I was active on the college lecture circuit during those yearslargely because of my Voice columns. And on campuses from Alabama to Wyoming, I found students and faculty members who had discovered the Voice and had joined "the community of consciousness."
The dissonances inside the paper continued, including whether or not to organize a union. Aware that the AFL-CIO had supported the Vietnam War, many of the staff wanted no part of a union. Then Rupert Murdoch bought the paper. His well-known hostility to unions immediately led to a long line of Voice workers from all departments going down to then District 65 (now a part of the United Auto Workers union) to sign up.
photo: Fred W. McDarrah
A gathering of Voice writers in 1967: From left: Howard Smith, Deborah Jowitt, Michael Zwerin, Joe Flaherty, John Perreault, Dan List, Margot Hentoff, Michael Harrington, Nat Hentoff, Carmen Moore, Ross Wetzsteon, Jonas Mekas
Not long ago, I saw Rupert Murdoch at a book party for Judge Andrew Napolitano of Fox News at its New York studios. I reminded Murdoch that I'd once worked for him. He groaned and said, without missing a beat, "Oh, the Voice, the bane of my existence!"
During his regime here, the Voice was, to my knowledge, the only one of his properties that openly and directly criticized him from time to time. At one point, he was so furious at one of our columnists, Alexander Cockburn, that he called the then editor in chief, David Schneiderman, and ordered him to fire Cockburn. Schneiderman did not. Murdoch called him again and threatened, "If you don't fire him, I'll sell the Voice to someone worse than I am!" Schneiderman took the chance.

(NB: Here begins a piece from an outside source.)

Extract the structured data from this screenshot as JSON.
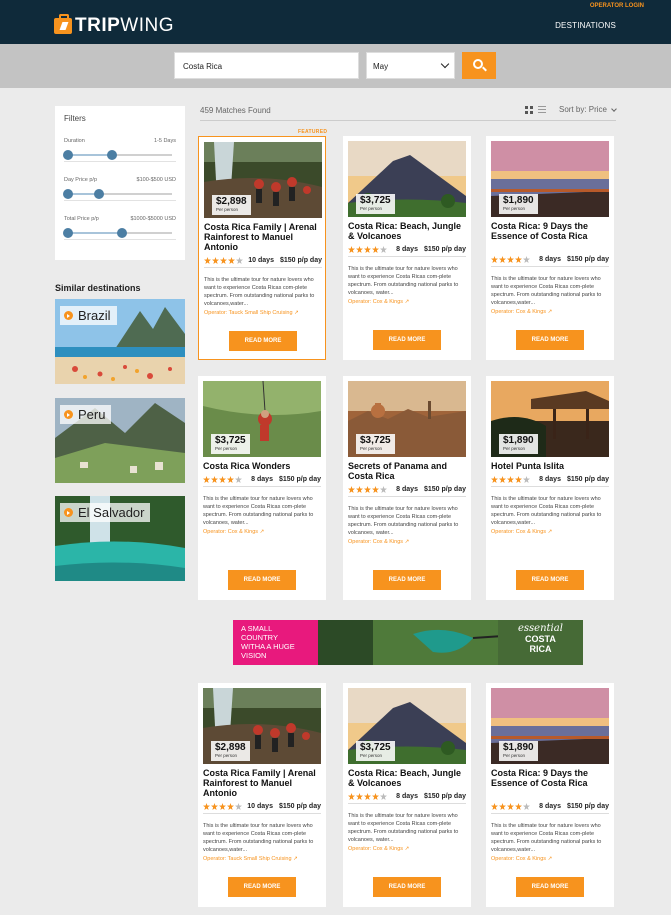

That was, and is, the spirit of the Voice. And that's why I've stayed here all these years.